Annie Blue models the grass goggles at the National Museum of the American Indian, 1997.
KakivikGrass Sewing Kit
Grass sewing kit from the Lower Kuskokwim River.
E. W. Nelson, 1879, Department of Anthropology, Smithsonian Institution 38819
CaaniiguaqGrass Tea Kettle
Grass tea kettle from Nushagak, made as a trade item. Martina John remembers selling coiled baskets for twenty five cents or a yard of cloth. Now these same baskets sell for hundreds, even thousands, of dollars.
T. Riggs, 1907, Alaska State Museum IIA2370
UskuraqGrass Dog Harness
Grass dog harness
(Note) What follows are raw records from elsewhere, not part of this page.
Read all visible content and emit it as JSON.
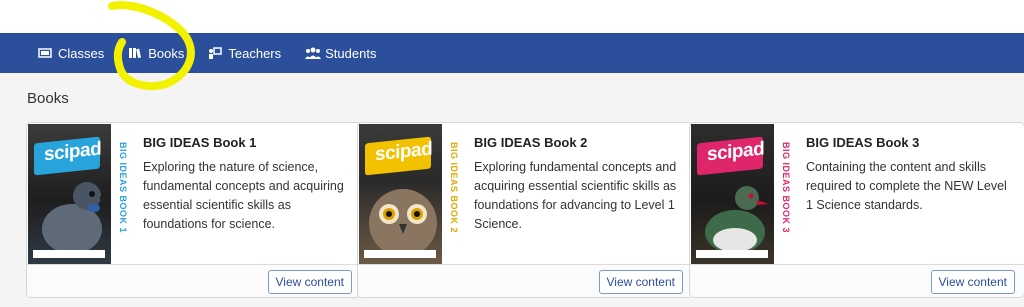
{
  "nav": {
    "items": [
      {
        "label": "Classes",
        "icon": "classes-icon"
      },
      {
        "label": "Books",
        "icon": "books-icon"
      },
      {
        "label": "Teachers",
        "icon": "teachers-icon"
      },
      {
        "label": "Students",
        "icon": "students-icon"
      }
    ]
  },
  "page": {
    "title": "Books"
  },
  "books": [
    {
      "title": "BIG IDEAS Book 1",
      "description": "Exploring the nature of science, fundamental concepts and acquiring essential scientific skills as foundations for science.",
      "cover_logo": "scipad",
      "spine": "BIG IDEAS BOOK 1",
      "accent": "#29a3dc",
      "button": "View content"
    },
    {
      "title": "BIG IDEAS Book 2",
      "description": "Exploring fundamental concepts and acquiring essential scientific skills as foundations for advancing to Level 1 Science.",
      "cover_logo": "scipad",
      "spine": "BIG IDEAS BOOK 2",
      "accent": "#f2c200",
      "button": "View content"
    },
    {
      "title": "BIG IDEAS Book 3",
      "description": "Containing the content and skills required to complete the NEW Level 1 Science standards.",
      "cover_logo": "scipad",
      "spine": "BIG IDEAS BOOK 3",
      "accent": "#e0266b",
      "button": "View content"
    }
  ],
  "colors": {
    "nav_bg": "#2c4f9c",
    "main_bg": "#f4f4f4",
    "highlight": "#f2f200"
  }
}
John Phillip recalled: "In our village they hung tomcod to dry by braiding grass and threading the strands around the fishes' necks. Once they were dried we would remove all the fish heads, leaving the braided grass. After freeze up in fall, when we boys wanted to drive dogs, we connected the braids and made them into harnesses."
Made by Paul John of Toksook Bay, 2007. AFR
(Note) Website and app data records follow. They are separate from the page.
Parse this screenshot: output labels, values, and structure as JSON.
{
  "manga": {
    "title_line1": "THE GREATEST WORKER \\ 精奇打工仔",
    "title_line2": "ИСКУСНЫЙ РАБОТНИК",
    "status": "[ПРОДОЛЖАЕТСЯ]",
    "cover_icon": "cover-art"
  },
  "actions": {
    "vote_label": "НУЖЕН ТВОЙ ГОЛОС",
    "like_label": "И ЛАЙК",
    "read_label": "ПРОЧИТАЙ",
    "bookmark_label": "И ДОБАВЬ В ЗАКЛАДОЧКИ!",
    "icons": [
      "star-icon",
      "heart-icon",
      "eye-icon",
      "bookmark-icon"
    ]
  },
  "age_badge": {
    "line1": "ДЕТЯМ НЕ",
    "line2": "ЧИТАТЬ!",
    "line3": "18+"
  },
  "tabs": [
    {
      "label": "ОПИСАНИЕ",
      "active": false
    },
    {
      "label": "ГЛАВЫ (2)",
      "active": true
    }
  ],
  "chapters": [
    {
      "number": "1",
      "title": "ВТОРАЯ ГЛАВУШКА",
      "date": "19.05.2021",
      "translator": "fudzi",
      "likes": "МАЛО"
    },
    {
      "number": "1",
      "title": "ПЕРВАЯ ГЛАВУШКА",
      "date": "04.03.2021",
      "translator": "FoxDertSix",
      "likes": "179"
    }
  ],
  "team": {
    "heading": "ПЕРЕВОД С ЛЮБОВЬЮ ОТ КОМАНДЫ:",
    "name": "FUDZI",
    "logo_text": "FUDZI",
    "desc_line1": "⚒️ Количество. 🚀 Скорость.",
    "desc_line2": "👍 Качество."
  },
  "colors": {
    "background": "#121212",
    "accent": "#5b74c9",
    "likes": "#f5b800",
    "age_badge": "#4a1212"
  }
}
Theresa Moses, Peter John, and Frank Andrew examine a grass dog harness, spread out, during a visit to the Smithsonian Museum Support Center, 2003.
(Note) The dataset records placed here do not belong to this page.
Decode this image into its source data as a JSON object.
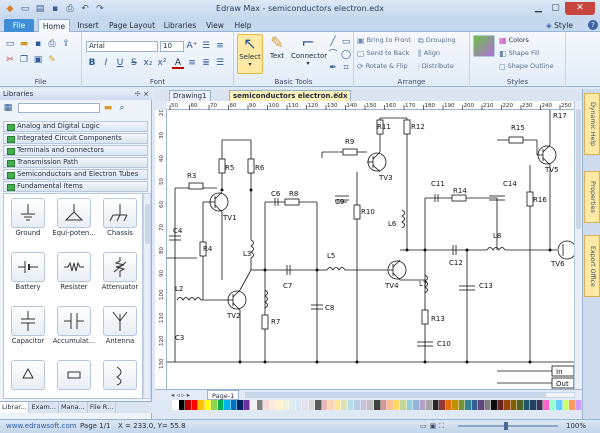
{
  "window": {
    "title": "Edraw Max - semiconductors electron.edx",
    "style_label": "Style",
    "help_icon": "?"
  },
  "tabs": [
    {
      "label": "File"
    },
    {
      "label": "Home"
    },
    {
      "label": "Insert"
    },
    {
      "label": "Page Layout"
    },
    {
      "label": "Libraries"
    },
    {
      "label": "View"
    },
    {
      "label": "Help"
    }
  ],
  "ribbon": {
    "file_label": "File",
    "font_label": "Font",
    "basic_tools_label": "Basic Tools",
    "arrange_label": "Arrange",
    "styles_label": "Styles",
    "font_name": "Arial",
    "font_size": "10",
    "select": "Select",
    "text": "Text",
    "connector": "Connector",
    "bring_front": "Bring to Front",
    "send_back": "Send to Back",
    "rotate_flip": "Rotate & Flip",
    "grouping": "Grouping",
    "align": "Align",
    "distribute": "Distribute",
    "colors": "Colors",
    "shape_fill": "Shape Fill",
    "shape_outline": "Shape Outline",
    "bold": "B",
    "italic": "I",
    "underline": "U",
    "strike": "S",
    "font_color": "A"
  },
  "libraries": {
    "header": "Libraries",
    "pin": "☩ ×",
    "items": [
      "Analog and Digital Logic",
      "Integrated Circuit Components",
      "Terminals and connectors",
      "Transmission Path",
      "Semiconductors and Electron Tubes",
      "Fundamental Items"
    ],
    "shapes": [
      "Ground",
      "Equi-poten...",
      "Chassis",
      "Battery",
      "Resister",
      "Attenuator",
      "Capacitor",
      "Accumulat...",
      "Antenna",
      "",
      ""
    ],
    "bottom_tabs": [
      "Librar...",
      "Exam...",
      "Mana...",
      "File R..."
    ]
  },
  "documents": {
    "tabs": [
      "Drawing1",
      "semiconductors electron.edx"
    ]
  },
  "ruler": {
    "h": [
      "50",
      "60",
      "70",
      "80",
      "90",
      "100",
      "110",
      "120",
      "130",
      "140",
      "150",
      "160",
      "170",
      "180",
      "190",
      "200",
      "210",
      "220",
      "230",
      "240",
      "250"
    ],
    "v": [
      "20",
      "30",
      "40",
      "50",
      "60",
      "70",
      "80",
      "90",
      "100",
      "110",
      "120",
      "130"
    ]
  },
  "diagram": {
    "labels": [
      "R3",
      "R5",
      "R6",
      "TV1",
      "C4",
      "R4",
      "C6",
      "R8",
      "L3",
      "C7",
      "L2",
      "TV2",
      "R7",
      "C8",
      "C3",
      "R9",
      "R11",
      "R12",
      "TV3",
      "C9",
      "R10",
      "L6",
      "L5",
      "TV4",
      "C11",
      "R14",
      "C14",
      "L8",
      "C12",
      "L7",
      "C13",
      "R13",
      "C10",
      "R15",
      "TV5",
      "R16",
      "TV6",
      "R17",
      "In",
      "Out"
    ]
  },
  "sidepanel": [
    "Dynamic Help",
    "Properties",
    "Export Office"
  ],
  "pagebar": {
    "page": "Page-1"
  },
  "status": {
    "website": "www.edrawsoft.com",
    "page": "Page 1/1",
    "coords": "X = 233.0, Y= 55.8",
    "zoom": "100%"
  },
  "colors": {
    "palette": [
      "#ffffff",
      "#000000",
      "#c00000",
      "#ff0000",
      "#ffc000",
      "#ffff00",
      "#92d050",
      "#00b050",
      "#00b0f0",
      "#0070c0",
      "#002060",
      "#7030a0",
      "#f2f2f2",
      "#808080",
      "#f2dcdb",
      "#fde9d9",
      "#fff2cc",
      "#ebf1dd",
      "#dbeef3",
      "#dbe5f1",
      "#e5e0ec",
      "#d8d8d8",
      "#595959",
      "#e6b8b7",
      "#fbd5b5",
      "#ffe599",
      "#d7e3bc",
      "#b7dde8",
      "#b8cce4",
      "#ccc1d9",
      "#bfbfbf",
      "#404040",
      "#d99694",
      "#fac08f",
      "#ffd966",
      "#c3d69b",
      "#92cddc",
      "#95b3d7",
      "#b2a2c7",
      "#a5a5a5",
      "#262626",
      "#953734",
      "#e36c09",
      "#bf9000",
      "#76923c",
      "#31859b",
      "#366092",
      "#5f497a",
      "#7f7f7f",
      "#0d0d0d",
      "#632423",
      "#974806",
      "#7f6000",
      "#4f6228",
      "#205867",
      "#244061",
      "#3f3151",
      "#ff66cc",
      "#99ffcc",
      "#66ccff",
      "#ccff66",
      "#ff9966",
      "#cc99ff"
    ]
  }
}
TaluyaruaqGrass Fish Trap
Grass fish trap made by Neva Rivers out of coarse seashore grass in 1977, to set in nearby streams and catch needlefish.
Neva Rivers recalled: "Those who lived long ago used grass, and they didn't even mind using it. They weren't proud and they even lived longer."
Anchorage Municipal Acquisition Fund, Anchorage Museum 1977.017.001
Tegumiak Wall' TaruyamaarutekDance fans
Dance fans made of coiled grass and caribou throat hair by Catherine Moore of Emmonak, 1997.
Naparcilluk Grass Storage Basket
Grass storage basket made by Sophie Nick of Nunapitchuk in 1970.
Theresa Moses remembered: "We would get ready at freeze up with twined grass, and I would help make bags like these. The completed ones would have two braided sections at the base. They said we were making it 'legs' to help carry the bag when filled."
Purchase, Alaska State Arts Council Grant, Anchorage Museum 1971.097.007